Miss E. writes : "Ghosts aren't normally as mobile as Johannes and Jenny, are they? In the vast majority of stories, they are local entities with very specific haunts, overly attached to the traumas or passions of the past."

Do we know that Ghosts are somehow attached to trauma's and passions of the past? Or is that just speculation, and a good story writing, because past trauma is frightening to us?

Enbrethiliel said...


With respect to real ghosts whose behaviour we've observed, I think we are making reasonable inferences, even if we also project a lot of our own fears on them. Of course, now that I've written that, two exceptions immediately come to mind . . . The ghosts in my house, who left us alone if we left them alone: introverted at best, reclusive at worse. And the very pleasant ghost named Maggie in Colorado Grande Casino. =)

But I'll agree that ghosts we put in stories may be purely emblematic. Perhaps they roll their eyes over how they are portrayed in Horror stories the way I roll my eyes over the way the Philippines is portrayed in some Roger Corman movies. =P

mrsdarwin said...

Our current favorite ghost story: The Canterville Ghost, by Oscar Wilde. Here, being a ghost is a full-time job and can be thwarted if your old manor house is bought by, say, clueless, pragmatic Americans.

Enbrethiliel said...


No matter how many Oscar Wilde texts I read, they're never the ones which others bring up in conversation! ;-)

It would be nice to read about non-tortured ghosts for a change, though . . .

Sheila said...

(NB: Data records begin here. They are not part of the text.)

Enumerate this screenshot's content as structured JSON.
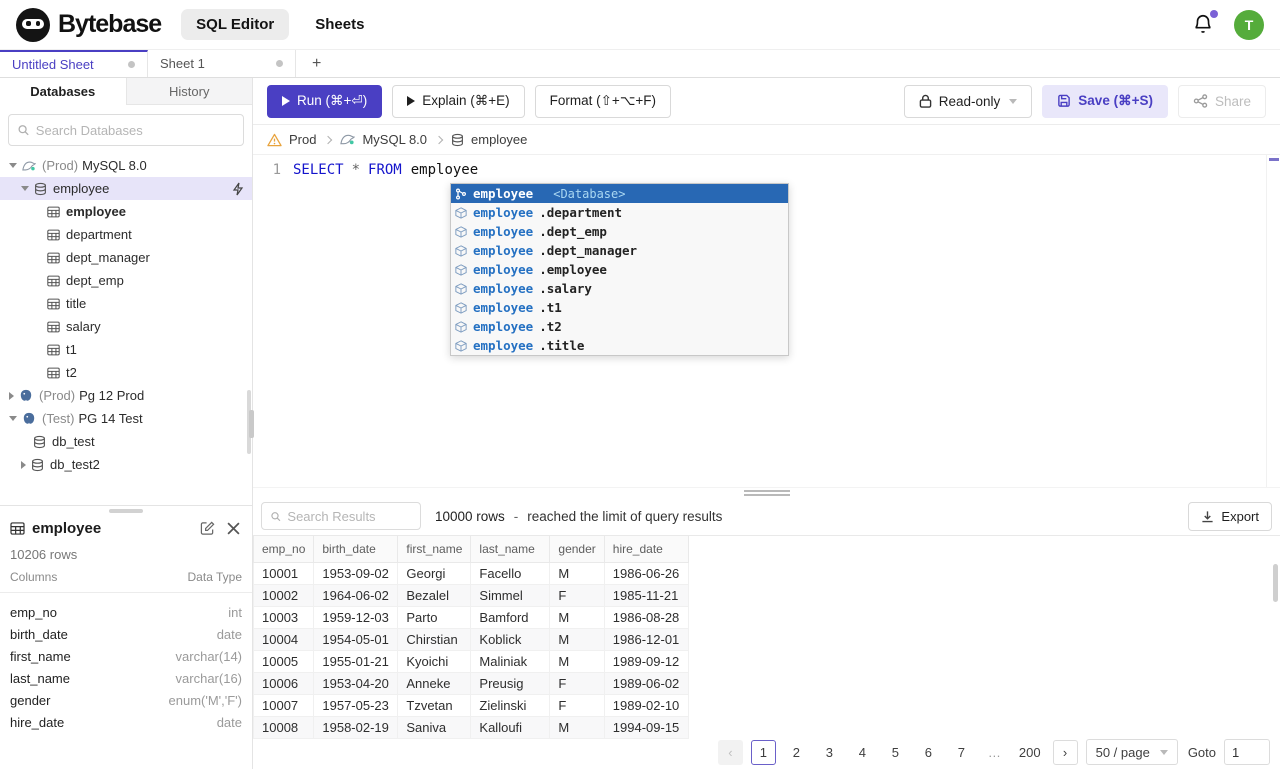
{
  "colors": {
    "accent_purple": "#4a3fc3",
    "save_bg": "#e9e7fa",
    "selection_blue": "#2868b4",
    "keyword_blue": "#1414cc",
    "avatar_green": "#55ac3b",
    "warning_amber": "#e8a33d",
    "selected_row_bg": "#e7e4f9"
  },
  "header": {
    "brand": "Bytebase",
    "nav_sql_editor": "SQL Editor",
    "nav_sheets": "Sheets",
    "avatar_letter": "T"
  },
  "sheet_tabs": {
    "active": "Untitled Sheet",
    "tab2": "Sheet 1",
    "add": "+"
  },
  "sidebar": {
    "tab_databases": "Databases",
    "tab_history": "History",
    "search_placeholder": "Search Databases",
    "tree": {
      "mysql": {
        "env": "(Prod)",
        "name": "MySQL 8.0"
      },
      "db_employee": "employee",
      "tables": [
        "employee",
        "department",
        "dept_manager",
        "dept_emp",
        "title",
        "salary",
        "t1",
        "t2"
      ],
      "pg12": {
        "env": "(Prod)",
        "name": "Pg 12 Prod"
      },
      "pg14": {
        "env": "(Test)",
        "name": "PG 14 Test"
      },
      "pg14_dbs": [
        "db_test",
        "db_test2"
      ]
    },
    "schema_panel": {
      "title": "employee",
      "row_count": "10206 rows",
      "col_header": "Columns",
      "type_header": "Data Type",
      "columns": [
        {
          "name": "emp_no",
          "type": "int"
        },
        {
          "name": "birth_date",
          "type": "date"
        },
        {
          "name": "first_name",
          "type": "varchar(14)"
        },
        {
          "name": "last_name",
          "type": "varchar(16)"
        },
        {
          "name": "gender",
          "type": "enum('M','F')"
        },
        {
          "name": "hire_date",
          "type": "date"
        }
      ]
    }
  },
  "toolbar": {
    "run": "Run (⌘+⏎)",
    "explain": "Explain (⌘+E)",
    "format": "Format (⇧+⌥+F)",
    "readonly": "Read-only",
    "save": "Save (⌘+S)",
    "share": "Share"
  },
  "breadcrumb": {
    "env": "Prod",
    "instance": "MySQL 8.0",
    "database": "employee"
  },
  "editor": {
    "line_number": "1",
    "kw_select": "SELECT",
    "star": "*",
    "kw_from": "FROM",
    "table": "employee"
  },
  "autocomplete": {
    "selected_name": "employee",
    "selected_detail": "<Database>",
    "prefix": "employee",
    "items": [
      ".department",
      ".dept_emp",
      ".dept_manager",
      ".employee",
      ".salary",
      ".t1",
      ".t2",
      ".title"
    ]
  },
  "results": {
    "search_placeholder": "Search Results",
    "row_count": "10000 rows",
    "dash": "-",
    "limit_note": "reached the limit of query results",
    "export": "Export",
    "table": {
      "headers": [
        "emp_no",
        "birth_date",
        "first_name",
        "last_name",
        "gender",
        "hire_date"
      ],
      "rows": [
        [
          "10001",
          "1953-09-02",
          "Georgi",
          "Facello",
          "M",
          "1986-06-26"
        ],
        [
          "10002",
          "1964-06-02",
          "Bezalel",
          "Simmel",
          "F",
          "1985-11-21"
        ],
        [
          "10003",
          "1959-12-03",
          "Parto",
          "Bamford",
          "M",
          "1986-08-28"
        ],
        [
          "10004",
          "1954-05-01",
          "Chirstian",
          "Koblick",
          "M",
          "1986-12-01"
        ],
        [
          "10005",
          "1955-01-21",
          "Kyoichi",
          "Maliniak",
          "M",
          "1989-09-12"
        ],
        [
          "10006",
          "1953-04-20",
          "Anneke",
          "Preusig",
          "F",
          "1989-06-02"
        ],
        [
          "10007",
          "1957-05-23",
          "Tzvetan",
          "Zielinski",
          "F",
          "1989-02-10"
        ],
        [
          "10008",
          "1958-02-19",
          "Saniva",
          "Kalloufi",
          "M",
          "1994-09-15"
        ]
      ]
    },
    "pagination": {
      "prev": "‹",
      "next": "›",
      "pages": [
        "1",
        "2",
        "3",
        "4",
        "5",
        "6",
        "7",
        "…",
        "200"
      ],
      "page_size": "50 / page",
      "goto_label": "Goto",
      "goto_value": "1"
    }
  }
}
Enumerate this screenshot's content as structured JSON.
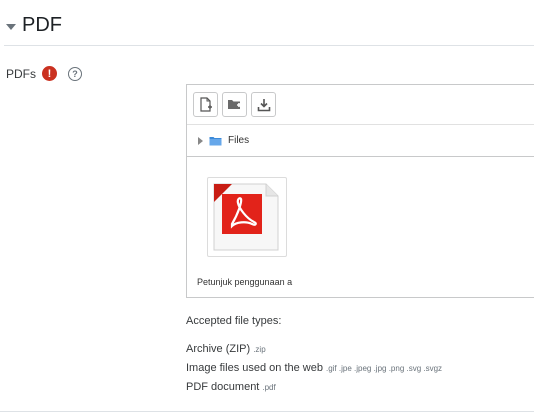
{
  "section": {
    "title": "PDF"
  },
  "field": {
    "label": "PDFs",
    "required_symbol": "!",
    "help_symbol": "?"
  },
  "filemanager": {
    "path_label": "Files",
    "file": {
      "name": "Petunjuk penggunaan a"
    }
  },
  "accepted": {
    "title": "Accepted file types:",
    "types": [
      {
        "name": "Archive (ZIP)",
        "ext": ".zip"
      },
      {
        "name": "Image files used on the web",
        "ext": ".gif .jpe .jpeg .jpg .png .svg .svgz"
      },
      {
        "name": "PDF document",
        "ext": ".pdf"
      }
    ]
  },
  "colors": {
    "required": "#ca3120",
    "pdf_red": "#e2231a",
    "folder_blue": "#3b8ad9"
  },
  "icons": [
    "chevron-down-icon",
    "exclamation-icon",
    "question-icon",
    "add-file-icon",
    "create-folder-icon",
    "download-icon",
    "folder-icon",
    "pdf-file-icon"
  ]
}
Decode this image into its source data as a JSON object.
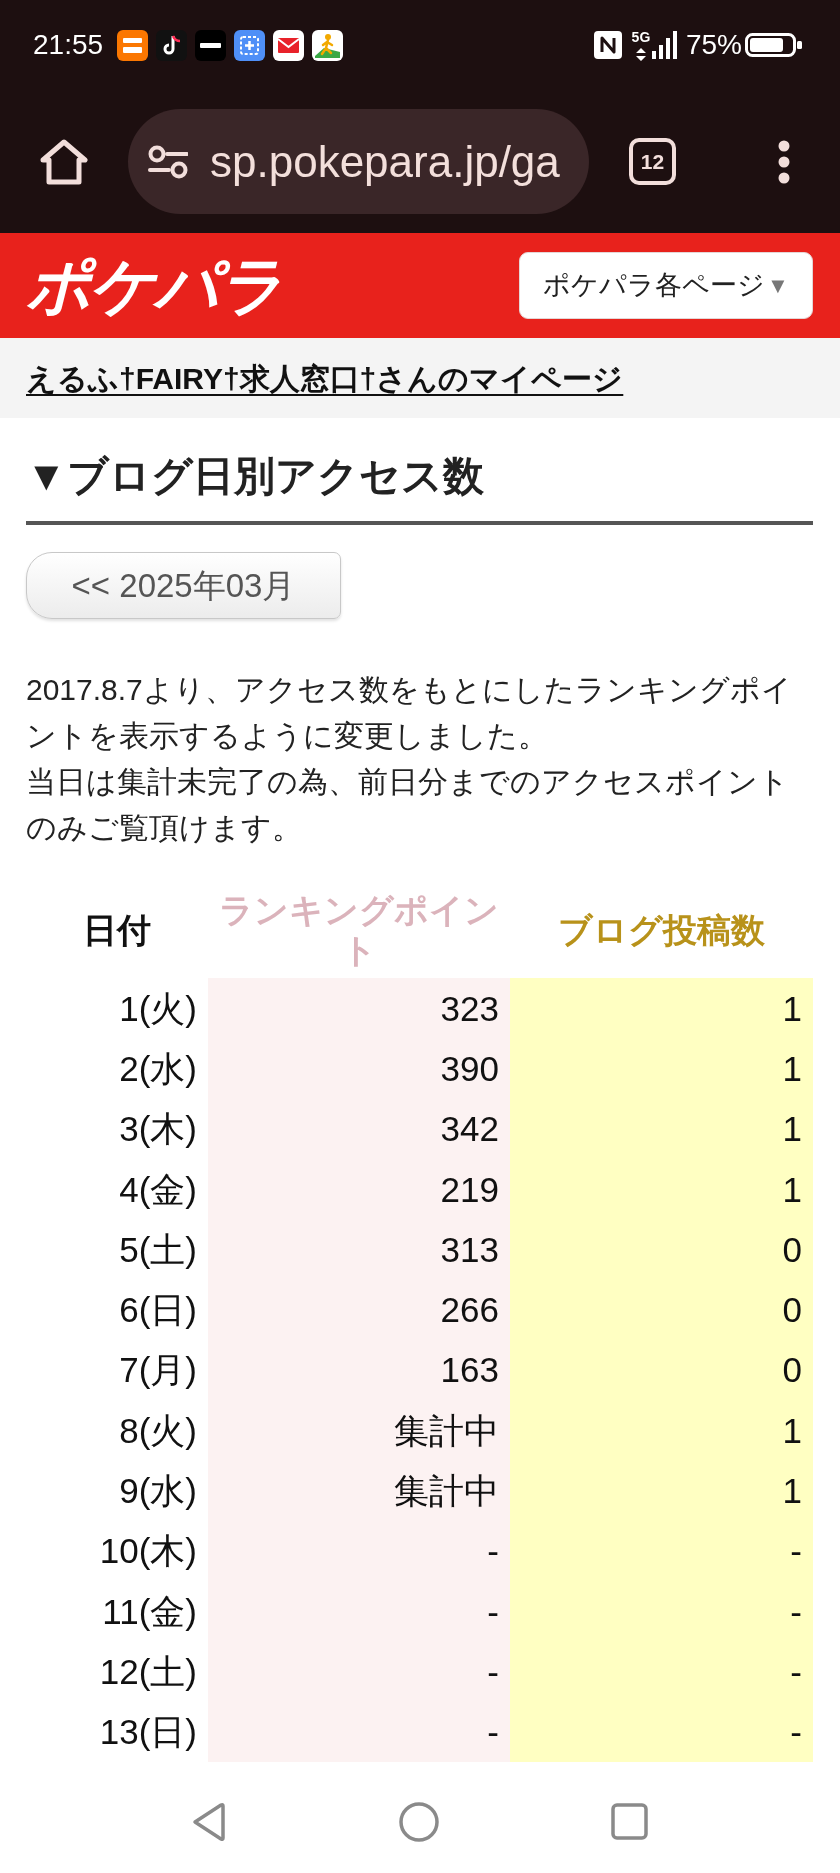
{
  "status_bar": {
    "time": "21:55",
    "network": "5G",
    "battery": "75%"
  },
  "browser": {
    "url": "sp.pokepara.jp/ga",
    "tab_count": "12"
  },
  "site_header": {
    "logo": "ポケパラ",
    "menu_button": {
      "label": "ポケパラ各ページ",
      "caret": "▼"
    }
  },
  "mypage_link": "えるふ†FAIRY†求人窓口†さんのマイページ",
  "section_title": "▼ブログ日別アクセス数",
  "prev_month_button": "<< 2025年03月",
  "notice": [
    "2017.8.7より、アクセス数をもとにしたランキングポイントを表示するように変更しました。",
    "当日は集計未完了の為、前日分までのアクセスポイントのみご覧頂けます。"
  ],
  "table": {
    "columns": [
      "日付",
      "ランキングポイント",
      "ブログ投稿数"
    ],
    "rows": [
      [
        "1(火)",
        "323",
        "1"
      ],
      [
        "2(水)",
        "390",
        "1"
      ],
      [
        "3(木)",
        "342",
        "1"
      ],
      [
        "4(金)",
        "219",
        "1"
      ],
      [
        "5(土)",
        "313",
        "0"
      ],
      [
        "6(日)",
        "266",
        "0"
      ],
      [
        "7(月)",
        "163",
        "0"
      ],
      [
        "8(火)",
        "集計中",
        "1"
      ],
      [
        "9(水)",
        "集計中",
        "1"
      ],
      [
        "10(木)",
        "-",
        "-"
      ],
      [
        "11(金)",
        "-",
        "-"
      ],
      [
        "12(土)",
        "-",
        "-"
      ],
      [
        "13(日)",
        "-",
        "-"
      ]
    ]
  }
}
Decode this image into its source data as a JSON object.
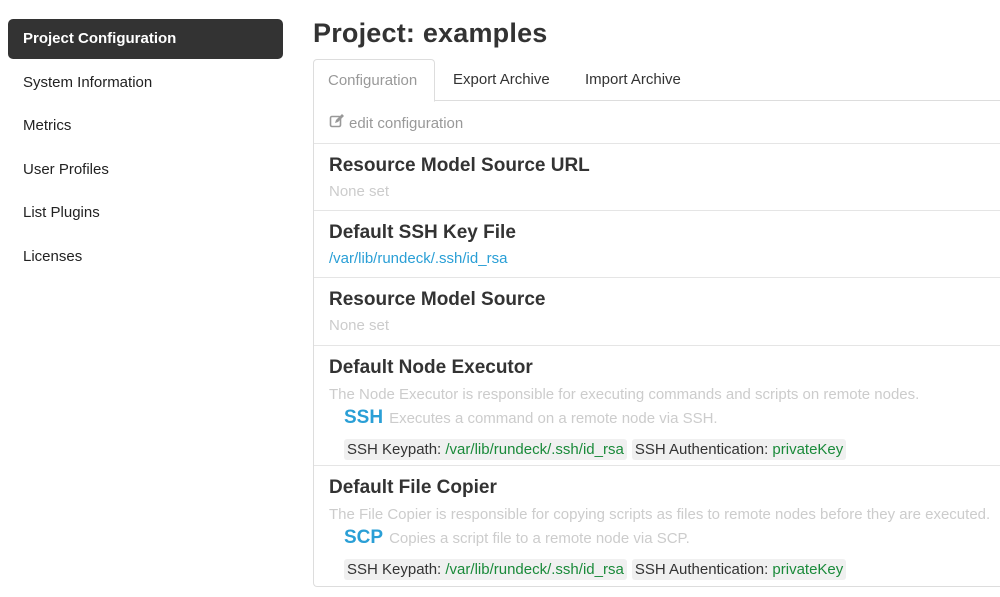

Took me several days to get the time to listen to this. And then I was disappointed at its slow pace and overall non-scariness. It's just a sweet, sad story. Nothing at all bad about it, as I can see .... though one wishes they had just gotten married and kept saving as they could so at least they could have been together. Though who knows, maybe they never would have gone at that rate, like the couple in UP! (In fact they remind me greatly of that movie!)

You know, it never occurred to me that "the man" and "the woman" described weren't necessarily man and wife ... I just assumed they were! In retrospect, I suppose they're just acquaintances, and that would be why they don't know much about each other. On the other hand, sort of funny that two random guests at a Hawaiian hotel -- plus a mysterious couple -- would all be from South Africa, with no remark on this.

1. What can Johannes take from it? Stay home? Apparently he hasn't. I had the notion he was on this trip as a way to honor his uncle -- the way my aunt climbed a mountain that her father had died before he could climb.

2. Honestly I can't imagine enjoying anything if I were anything but human. I love being human. I'd take an animal, or maybe an elf, but no monsters, I don't think. Definitely not dead. I wouldn't get much out of a trip if I were dead.

What else to say, but ....


Enbrethiliel said...


I think that the nephew's first takeaway, from the tragic deaths of his relatives, was to travel whenever he could--because if he waited too long, he might not be able to! But now that he knows that Johannes and Jenny have been able to travel after all, though at a much higher price than either of them had imagined they'd pay, do you suppose the nephew will want to stay home?

I think your comparison to Up is great! There's a sense in which it was sad that Ellie never got to be an explorer, but as she herself figured out, her life with Carl was just as beautiful an adventure as any trip around the world would have been.

And being human is great. =) That's partly why I picked werewolf. I'd still get to be human for most of the month. I'd sacrifice some lovely walks under the full moon, though . . .

We're not even halfway through the listen-along and I already predict that the Biotex ad will be everyone's least favourite. =P